Canadian Mining Journal

News

CANADIAN MINING PERSPECTIVES: Hill takes on the mountain of opposition

Has Alan Hill, the president and CEO of GABRIEL RESOURCES, had the last straw from those opposed to development of ...



Has Alan Hill, the president and CEO of GABRIEL RESOURCES, had the last straw from those opposed to development of Gabriel’s Rosia Montana gold project in Romania? It would appear so from what he said at a news conference in Bucharest on Sept. 5, 2007.

Hill blasted the organized opposition to his company’s proposed mine, naming the names of individuals and quoting from their correspondence to other mining companies. If his allegations can be substantiated, he paints a grim picture of the opposition trying at every turn to stop his company so that the project can be turned over to someone else.

In his presentation, Hill laid out what he believes to be the facts behind the organizations that oppose the Rosia Montana project. “Local opposition” is not local, he said. The NGO purported to represent the view of the nearby village is supported by foreign money and individuals, specifically Hungarians who may be waiting to snap up Rosia Montana should Gabriel pull out. He says the proposed ban on cyanide use in Romania is being rammed through parliament by foreign interests. He says he has copies of a letter from George Soros to NEWMONT MINING (which holds Gabriel shares) warning the American company against further involvement with Gabriel and Rosia Montana. (Soros is the American financier born in Hungary who made his millions in mining and whose company once moved a village and church to develop a mine, says Hill.) Appended to Hill’s remarks are copies of correspondence, technical evaluations and translations. Readers will find the entire address at www.GabrielResources.com; click on “Press Conference – Bucharest” under the What’s New heading.
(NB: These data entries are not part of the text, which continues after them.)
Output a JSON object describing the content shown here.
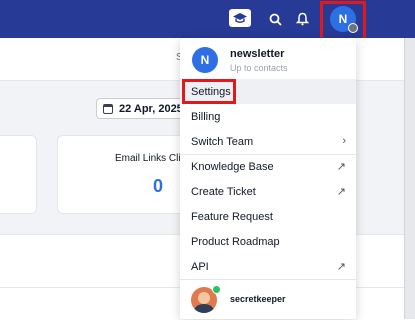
{
  "header": {
    "user_initial": "N",
    "icons": [
      "graduation-cap-icon",
      "search-icon",
      "bell-icon"
    ],
    "subbar_stub": "S"
  },
  "dashboard": {
    "date_range": "22 Apr, 2025",
    "card_email_links_label": "Email Links Cli",
    "card_email_links_value": "0"
  },
  "menu": {
    "account_initial": "N",
    "account_name": "newsletter",
    "account_sub": "Up to contacts",
    "items": [
      {
        "label": "Settings",
        "arrow": ""
      },
      {
        "label": "Billing",
        "arrow": ""
      },
      {
        "label": "Switch Team",
        "arrow": "›"
      },
      {
        "label": "Knowledge Base",
        "arrow": "↗"
      },
      {
        "label": "Create Ticket",
        "arrow": "↗"
      },
      {
        "label": "Feature Request",
        "arrow": ""
      },
      {
        "label": "Product Roadmap",
        "arrow": ""
      },
      {
        "label": "API",
        "arrow": "↗"
      }
    ],
    "footer_user": "secretkeeper"
  },
  "colors": {
    "topbar": "#263a96",
    "accent": "#2f6fe4",
    "highlight": "#e0191c"
  }
}
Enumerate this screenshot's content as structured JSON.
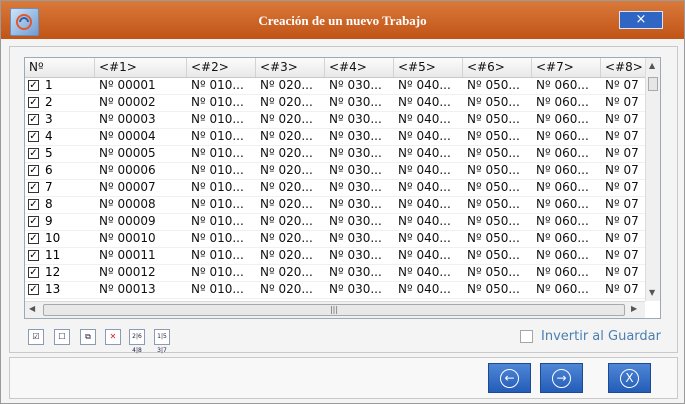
{
  "window": {
    "title": "Creación de un nuevo Trabajo",
    "close_label": "×"
  },
  "grid": {
    "headers": [
      "Nº",
      "<#1>",
      "<#2>",
      "<#3>",
      "<#4>",
      "<#5>",
      "<#6>",
      "<#7>",
      "<#8>"
    ],
    "rows": [
      {
        "n": "1",
        "c": [
          "Nº 00001",
          "Nº 010...",
          "Nº 020...",
          "Nº 030...",
          "Nº 040...",
          "Nº 050...",
          "Nº 060...",
          "Nº 07"
        ]
      },
      {
        "n": "2",
        "c": [
          "Nº 00002",
          "Nº 010...",
          "Nº 020...",
          "Nº 030...",
          "Nº 040...",
          "Nº 050...",
          "Nº 060...",
          "Nº 07"
        ]
      },
      {
        "n": "3",
        "c": [
          "Nº 00003",
          "Nº 010...",
          "Nº 020...",
          "Nº 030...",
          "Nº 040...",
          "Nº 050...",
          "Nº 060...",
          "Nº 07"
        ]
      },
      {
        "n": "4",
        "c": [
          "Nº 00004",
          "Nº 010...",
          "Nº 020...",
          "Nº 030...",
          "Nº 040...",
          "Nº 050...",
          "Nº 060...",
          "Nº 07"
        ]
      },
      {
        "n": "5",
        "c": [
          "Nº 00005",
          "Nº 010...",
          "Nº 020...",
          "Nº 030...",
          "Nº 040...",
          "Nº 050...",
          "Nº 060...",
          "Nº 07"
        ]
      },
      {
        "n": "6",
        "c": [
          "Nº 00006",
          "Nº 010...",
          "Nº 020...",
          "Nº 030...",
          "Nº 040...",
          "Nº 050...",
          "Nº 060...",
          "Nº 07"
        ]
      },
      {
        "n": "7",
        "c": [
          "Nº 00007",
          "Nº 010...",
          "Nº 020...",
          "Nº 030...",
          "Nº 040...",
          "Nº 050...",
          "Nº 060...",
          "Nº 07"
        ]
      },
      {
        "n": "8",
        "c": [
          "Nº 00008",
          "Nº 010...",
          "Nº 020...",
          "Nº 030...",
          "Nº 040...",
          "Nº 050...",
          "Nº 060...",
          "Nº 07"
        ]
      },
      {
        "n": "9",
        "c": [
          "Nº 00009",
          "Nº 010...",
          "Nº 020...",
          "Nº 030...",
          "Nº 040...",
          "Nº 050...",
          "Nº 060...",
          "Nº 07"
        ]
      },
      {
        "n": "10",
        "c": [
          "Nº 00010",
          "Nº 010...",
          "Nº 020...",
          "Nº 030...",
          "Nº 040...",
          "Nº 050...",
          "Nº 060...",
          "Nº 07"
        ]
      },
      {
        "n": "11",
        "c": [
          "Nº 00011",
          "Nº 010...",
          "Nº 020...",
          "Nº 030...",
          "Nº 040...",
          "Nº 050...",
          "Nº 060...",
          "Nº 07"
        ]
      },
      {
        "n": "12",
        "c": [
          "Nº 00012",
          "Nº 010...",
          "Nº 020...",
          "Nº 030...",
          "Nº 040...",
          "Nº 050...",
          "Nº 060...",
          "Nº 07"
        ]
      },
      {
        "n": "13",
        "c": [
          "Nº 00013",
          "Nº 010...",
          "Nº 020...",
          "Nº 030...",
          "Nº 040...",
          "Nº 050...",
          "Nº 060...",
          "Nº 07"
        ]
      }
    ]
  },
  "toolbar": {
    "icons": [
      "check-all-icon",
      "uncheck-all-icon",
      "toggle-check-icon",
      "delete-icon",
      "numbering-icon",
      "sequence-icon"
    ],
    "numbering_text": "2|6 4|8",
    "sequence_text": "1|5 3|7"
  },
  "invert": {
    "label": "Invertir al Guardar",
    "checked": false
  },
  "nav": {
    "back_icon": "arrow-left-icon",
    "next_icon": "arrow-right-icon",
    "cancel_icon": "cancel-x-icon"
  },
  "colors": {
    "title_bar": "#c15417",
    "button_blue": "#235db8"
  }
}
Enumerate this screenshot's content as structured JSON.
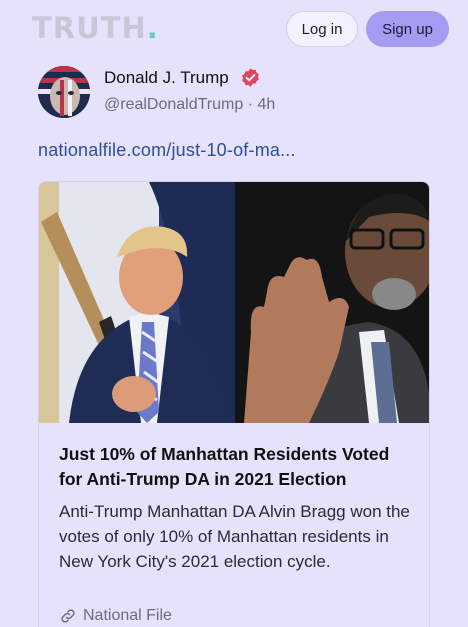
{
  "header": {
    "logo_text": "TRUTH",
    "logo_dot": ".",
    "login_label": "Log in",
    "signup_label": "Sign up"
  },
  "post": {
    "author_name": "Donald J. Trump",
    "author_handle": "@realDonaldTrump",
    "timestamp": "4h",
    "link_text": "nationalfile.com/just-10-of-ma...",
    "card": {
      "title": "Just 10% of Manhattan Residents Voted for Anti-Trump DA in 2021 Election",
      "description": "Anti-Trump Manhattan DA Alvin Bragg won the votes of only 10% of Manhattan residents in New York City's 2021 election cycle.",
      "source": "National File"
    }
  },
  "colors": {
    "background": "#e6e2fb",
    "accent": "#a49bf3",
    "link": "#2c4f9c",
    "verified": "#e0455c"
  }
}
Hill is not mincing words. He is angry with NGOs and “local” opposition that are supported by Hungarian money. He is angry at the tone of certain correspondence sent to Gabriel’s largest shareholder. Yet through it all, he asks only two things:

“I challenge the groups opposing us: Play by the same rules we do. Tell us the truth about why you oppose our project – because it cannot be based on the reasons you state publicly. Tell us who funds you. Do not demand transparency of everyone else and operate from secrecy yourselves. And why won’t you meet with us to debate the issue in public in a fair and transparent way? What do you have to hide?

“My second challenge is to members of the media: Unveil the truth. Help us learn more about these forces opposing our project – their methods and motivations. And bring the facts of what you find before the Romanian people.”

Hill’s public statements probably reflect only a tiny bit of the frustration he feels in private.
I dont know why the Rosia Montana project has been singled out for such vocal and well-funded opposition. Gabriel promises to be a responsible mine operator. It is well aware of best practices in environmental protection and sustainable development. It has access to the world’s most effective technology to reach these goals. It is committed to injecting billions of Euros toward the growth of the Romanian economy. And the company will meet or exceed the strict European Union standards for mining.

I agree with Hill. He has made a reasoned case about the nature of the opposition his company faces in Romania. It is past time that those who oppose this mine conduct themselves in as transparent a manner as must a publicly traded company. And it is time for the truth of the matter to be uncovered by impartial journalists.